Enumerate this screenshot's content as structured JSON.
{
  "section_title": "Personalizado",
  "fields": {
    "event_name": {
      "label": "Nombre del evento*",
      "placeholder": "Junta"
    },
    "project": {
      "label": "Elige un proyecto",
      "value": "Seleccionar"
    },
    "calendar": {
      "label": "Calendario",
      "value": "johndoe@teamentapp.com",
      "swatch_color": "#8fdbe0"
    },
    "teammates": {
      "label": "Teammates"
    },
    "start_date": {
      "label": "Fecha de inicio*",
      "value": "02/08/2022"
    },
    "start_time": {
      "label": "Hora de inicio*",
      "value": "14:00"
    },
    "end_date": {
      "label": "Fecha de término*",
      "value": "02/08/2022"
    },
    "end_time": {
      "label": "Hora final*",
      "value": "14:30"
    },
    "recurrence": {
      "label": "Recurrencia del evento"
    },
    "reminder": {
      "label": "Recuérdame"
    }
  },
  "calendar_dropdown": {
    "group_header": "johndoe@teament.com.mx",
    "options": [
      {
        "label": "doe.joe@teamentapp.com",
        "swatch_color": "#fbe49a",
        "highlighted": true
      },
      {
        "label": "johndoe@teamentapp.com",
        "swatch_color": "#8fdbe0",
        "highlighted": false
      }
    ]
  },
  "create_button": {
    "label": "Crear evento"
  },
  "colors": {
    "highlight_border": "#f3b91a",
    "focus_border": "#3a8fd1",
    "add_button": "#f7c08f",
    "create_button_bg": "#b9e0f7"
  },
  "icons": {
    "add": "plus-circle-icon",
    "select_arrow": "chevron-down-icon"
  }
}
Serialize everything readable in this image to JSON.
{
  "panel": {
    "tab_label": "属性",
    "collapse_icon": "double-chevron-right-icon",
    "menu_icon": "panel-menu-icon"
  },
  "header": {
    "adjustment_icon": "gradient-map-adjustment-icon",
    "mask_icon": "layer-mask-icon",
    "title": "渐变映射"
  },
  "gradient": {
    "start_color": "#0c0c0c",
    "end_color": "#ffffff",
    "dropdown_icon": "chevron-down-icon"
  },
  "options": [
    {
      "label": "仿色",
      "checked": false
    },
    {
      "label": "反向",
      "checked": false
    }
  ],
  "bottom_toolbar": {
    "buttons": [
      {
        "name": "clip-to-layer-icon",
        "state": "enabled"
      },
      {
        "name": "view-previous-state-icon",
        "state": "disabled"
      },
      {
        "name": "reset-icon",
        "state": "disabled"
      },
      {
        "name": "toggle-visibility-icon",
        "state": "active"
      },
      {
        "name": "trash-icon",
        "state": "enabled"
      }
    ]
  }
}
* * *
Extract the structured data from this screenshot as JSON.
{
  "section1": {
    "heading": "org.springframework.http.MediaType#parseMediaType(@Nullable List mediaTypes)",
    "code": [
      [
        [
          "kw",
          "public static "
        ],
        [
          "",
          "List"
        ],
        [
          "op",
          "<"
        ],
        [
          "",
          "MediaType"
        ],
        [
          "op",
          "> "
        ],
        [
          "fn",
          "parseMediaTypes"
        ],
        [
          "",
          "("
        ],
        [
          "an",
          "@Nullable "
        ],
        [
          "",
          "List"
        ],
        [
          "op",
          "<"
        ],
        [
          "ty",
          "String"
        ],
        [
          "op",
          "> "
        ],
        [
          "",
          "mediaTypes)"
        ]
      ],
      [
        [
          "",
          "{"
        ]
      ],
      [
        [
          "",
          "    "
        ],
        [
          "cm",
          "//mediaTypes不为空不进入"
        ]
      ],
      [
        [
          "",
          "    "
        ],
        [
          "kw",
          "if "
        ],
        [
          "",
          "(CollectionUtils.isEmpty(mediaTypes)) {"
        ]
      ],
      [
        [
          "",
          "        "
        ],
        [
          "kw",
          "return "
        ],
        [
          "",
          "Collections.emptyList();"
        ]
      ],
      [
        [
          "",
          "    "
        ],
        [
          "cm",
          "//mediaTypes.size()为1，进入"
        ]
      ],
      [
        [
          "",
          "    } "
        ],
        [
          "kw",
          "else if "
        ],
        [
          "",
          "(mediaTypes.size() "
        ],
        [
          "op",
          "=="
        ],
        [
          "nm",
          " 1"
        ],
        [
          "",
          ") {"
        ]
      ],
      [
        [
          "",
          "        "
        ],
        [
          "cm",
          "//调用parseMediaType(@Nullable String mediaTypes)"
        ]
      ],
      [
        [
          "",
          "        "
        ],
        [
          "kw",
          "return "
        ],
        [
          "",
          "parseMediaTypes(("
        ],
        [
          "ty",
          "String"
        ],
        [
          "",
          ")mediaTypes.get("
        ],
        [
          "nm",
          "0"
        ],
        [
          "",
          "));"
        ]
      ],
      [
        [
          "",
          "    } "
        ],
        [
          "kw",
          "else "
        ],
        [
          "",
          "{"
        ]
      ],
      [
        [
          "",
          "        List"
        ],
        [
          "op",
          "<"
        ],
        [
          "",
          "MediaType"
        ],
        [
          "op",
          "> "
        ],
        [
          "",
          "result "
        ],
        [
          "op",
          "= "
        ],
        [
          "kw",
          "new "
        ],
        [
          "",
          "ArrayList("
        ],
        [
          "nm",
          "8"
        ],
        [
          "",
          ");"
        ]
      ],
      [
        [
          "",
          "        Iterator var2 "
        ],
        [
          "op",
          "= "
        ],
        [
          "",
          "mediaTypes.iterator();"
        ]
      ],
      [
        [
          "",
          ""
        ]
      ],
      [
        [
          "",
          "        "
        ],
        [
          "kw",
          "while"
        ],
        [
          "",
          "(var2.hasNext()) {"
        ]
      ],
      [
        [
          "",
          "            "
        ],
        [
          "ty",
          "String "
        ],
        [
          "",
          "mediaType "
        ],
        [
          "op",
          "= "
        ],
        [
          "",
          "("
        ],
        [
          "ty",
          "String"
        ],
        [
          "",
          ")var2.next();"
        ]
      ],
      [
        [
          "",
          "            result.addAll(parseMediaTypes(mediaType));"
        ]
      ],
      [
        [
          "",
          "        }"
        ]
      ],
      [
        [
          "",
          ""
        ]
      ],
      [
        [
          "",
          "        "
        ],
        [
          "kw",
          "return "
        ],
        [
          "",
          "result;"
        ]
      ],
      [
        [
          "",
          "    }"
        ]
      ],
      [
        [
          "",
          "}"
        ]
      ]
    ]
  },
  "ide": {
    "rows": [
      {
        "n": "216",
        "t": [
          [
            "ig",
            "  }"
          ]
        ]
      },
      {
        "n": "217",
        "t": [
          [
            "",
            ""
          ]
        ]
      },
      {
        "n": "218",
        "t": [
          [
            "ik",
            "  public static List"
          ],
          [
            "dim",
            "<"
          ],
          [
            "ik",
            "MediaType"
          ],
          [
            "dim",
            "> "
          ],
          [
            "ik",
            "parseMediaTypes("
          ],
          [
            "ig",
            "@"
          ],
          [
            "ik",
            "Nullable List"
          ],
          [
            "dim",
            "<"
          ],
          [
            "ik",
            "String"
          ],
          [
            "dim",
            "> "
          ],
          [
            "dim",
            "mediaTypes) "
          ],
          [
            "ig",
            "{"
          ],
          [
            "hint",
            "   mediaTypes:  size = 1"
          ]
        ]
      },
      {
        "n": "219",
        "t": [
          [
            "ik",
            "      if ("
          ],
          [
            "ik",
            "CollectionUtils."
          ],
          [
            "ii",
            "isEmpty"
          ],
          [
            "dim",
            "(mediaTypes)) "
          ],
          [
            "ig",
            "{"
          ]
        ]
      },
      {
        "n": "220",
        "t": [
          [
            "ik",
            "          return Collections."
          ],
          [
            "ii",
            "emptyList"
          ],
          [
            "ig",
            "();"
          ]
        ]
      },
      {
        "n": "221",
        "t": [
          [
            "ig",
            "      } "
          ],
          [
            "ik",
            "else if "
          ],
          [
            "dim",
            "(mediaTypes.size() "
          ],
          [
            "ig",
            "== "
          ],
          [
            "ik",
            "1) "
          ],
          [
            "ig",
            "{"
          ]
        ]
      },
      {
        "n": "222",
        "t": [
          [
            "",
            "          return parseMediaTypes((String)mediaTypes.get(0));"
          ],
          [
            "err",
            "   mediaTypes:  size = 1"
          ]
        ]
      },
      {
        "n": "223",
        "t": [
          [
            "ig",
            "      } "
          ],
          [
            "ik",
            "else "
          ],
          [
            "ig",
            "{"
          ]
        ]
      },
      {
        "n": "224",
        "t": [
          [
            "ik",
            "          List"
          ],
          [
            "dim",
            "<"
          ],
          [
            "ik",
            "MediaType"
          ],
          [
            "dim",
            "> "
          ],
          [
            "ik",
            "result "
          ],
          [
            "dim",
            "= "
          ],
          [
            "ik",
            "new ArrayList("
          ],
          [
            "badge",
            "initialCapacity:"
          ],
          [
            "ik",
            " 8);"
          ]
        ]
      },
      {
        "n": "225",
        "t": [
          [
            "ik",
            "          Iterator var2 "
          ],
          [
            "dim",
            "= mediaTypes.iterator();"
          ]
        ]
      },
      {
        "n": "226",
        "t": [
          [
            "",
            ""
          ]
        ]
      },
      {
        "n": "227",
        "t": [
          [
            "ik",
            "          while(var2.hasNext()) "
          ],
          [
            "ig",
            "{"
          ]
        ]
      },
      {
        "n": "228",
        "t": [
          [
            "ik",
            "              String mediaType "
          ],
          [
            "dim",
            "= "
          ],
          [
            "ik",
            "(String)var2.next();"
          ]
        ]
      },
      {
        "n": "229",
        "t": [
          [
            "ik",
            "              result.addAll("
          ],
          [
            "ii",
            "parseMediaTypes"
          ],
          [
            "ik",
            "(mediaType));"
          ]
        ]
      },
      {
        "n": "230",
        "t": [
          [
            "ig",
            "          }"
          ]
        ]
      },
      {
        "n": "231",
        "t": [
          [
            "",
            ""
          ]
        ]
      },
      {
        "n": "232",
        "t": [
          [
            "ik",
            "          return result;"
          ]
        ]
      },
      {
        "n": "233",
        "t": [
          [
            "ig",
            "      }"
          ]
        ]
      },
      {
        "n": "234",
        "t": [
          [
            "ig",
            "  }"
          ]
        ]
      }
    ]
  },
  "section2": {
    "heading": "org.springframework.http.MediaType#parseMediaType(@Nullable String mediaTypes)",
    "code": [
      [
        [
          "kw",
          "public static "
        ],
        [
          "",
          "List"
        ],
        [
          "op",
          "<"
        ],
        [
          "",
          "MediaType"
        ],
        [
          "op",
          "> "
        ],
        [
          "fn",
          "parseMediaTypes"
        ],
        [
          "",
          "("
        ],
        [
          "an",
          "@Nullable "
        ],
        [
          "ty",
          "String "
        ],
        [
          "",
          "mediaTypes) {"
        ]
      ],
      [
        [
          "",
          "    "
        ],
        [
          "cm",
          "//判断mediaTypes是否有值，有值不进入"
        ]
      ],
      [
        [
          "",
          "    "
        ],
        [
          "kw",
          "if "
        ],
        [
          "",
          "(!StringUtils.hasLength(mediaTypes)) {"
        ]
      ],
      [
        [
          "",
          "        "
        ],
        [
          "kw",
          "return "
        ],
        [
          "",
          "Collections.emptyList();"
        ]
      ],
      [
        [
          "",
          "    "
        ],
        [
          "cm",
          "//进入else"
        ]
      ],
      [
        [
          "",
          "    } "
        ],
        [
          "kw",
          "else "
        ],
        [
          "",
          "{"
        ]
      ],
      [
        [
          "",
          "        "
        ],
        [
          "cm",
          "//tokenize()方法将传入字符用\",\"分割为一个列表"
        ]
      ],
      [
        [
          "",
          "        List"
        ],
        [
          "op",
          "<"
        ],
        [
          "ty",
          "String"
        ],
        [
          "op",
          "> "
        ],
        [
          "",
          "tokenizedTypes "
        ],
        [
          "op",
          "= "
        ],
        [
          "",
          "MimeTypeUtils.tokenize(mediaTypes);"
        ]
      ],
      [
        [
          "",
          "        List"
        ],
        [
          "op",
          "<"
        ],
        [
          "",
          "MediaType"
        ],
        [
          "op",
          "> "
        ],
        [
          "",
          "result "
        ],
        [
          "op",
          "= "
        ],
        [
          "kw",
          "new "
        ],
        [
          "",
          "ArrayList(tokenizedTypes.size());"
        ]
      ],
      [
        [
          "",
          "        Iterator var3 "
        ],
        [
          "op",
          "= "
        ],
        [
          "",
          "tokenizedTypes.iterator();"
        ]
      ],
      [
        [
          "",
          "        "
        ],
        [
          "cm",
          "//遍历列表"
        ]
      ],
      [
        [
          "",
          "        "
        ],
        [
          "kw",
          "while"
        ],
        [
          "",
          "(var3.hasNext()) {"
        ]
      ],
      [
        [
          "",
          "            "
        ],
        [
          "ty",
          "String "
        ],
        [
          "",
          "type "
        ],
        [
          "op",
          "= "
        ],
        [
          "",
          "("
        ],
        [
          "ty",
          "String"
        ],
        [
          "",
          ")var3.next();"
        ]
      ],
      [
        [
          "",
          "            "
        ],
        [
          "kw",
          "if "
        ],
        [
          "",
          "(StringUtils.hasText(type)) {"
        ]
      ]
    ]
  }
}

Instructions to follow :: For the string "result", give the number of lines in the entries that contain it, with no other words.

Reply :: 7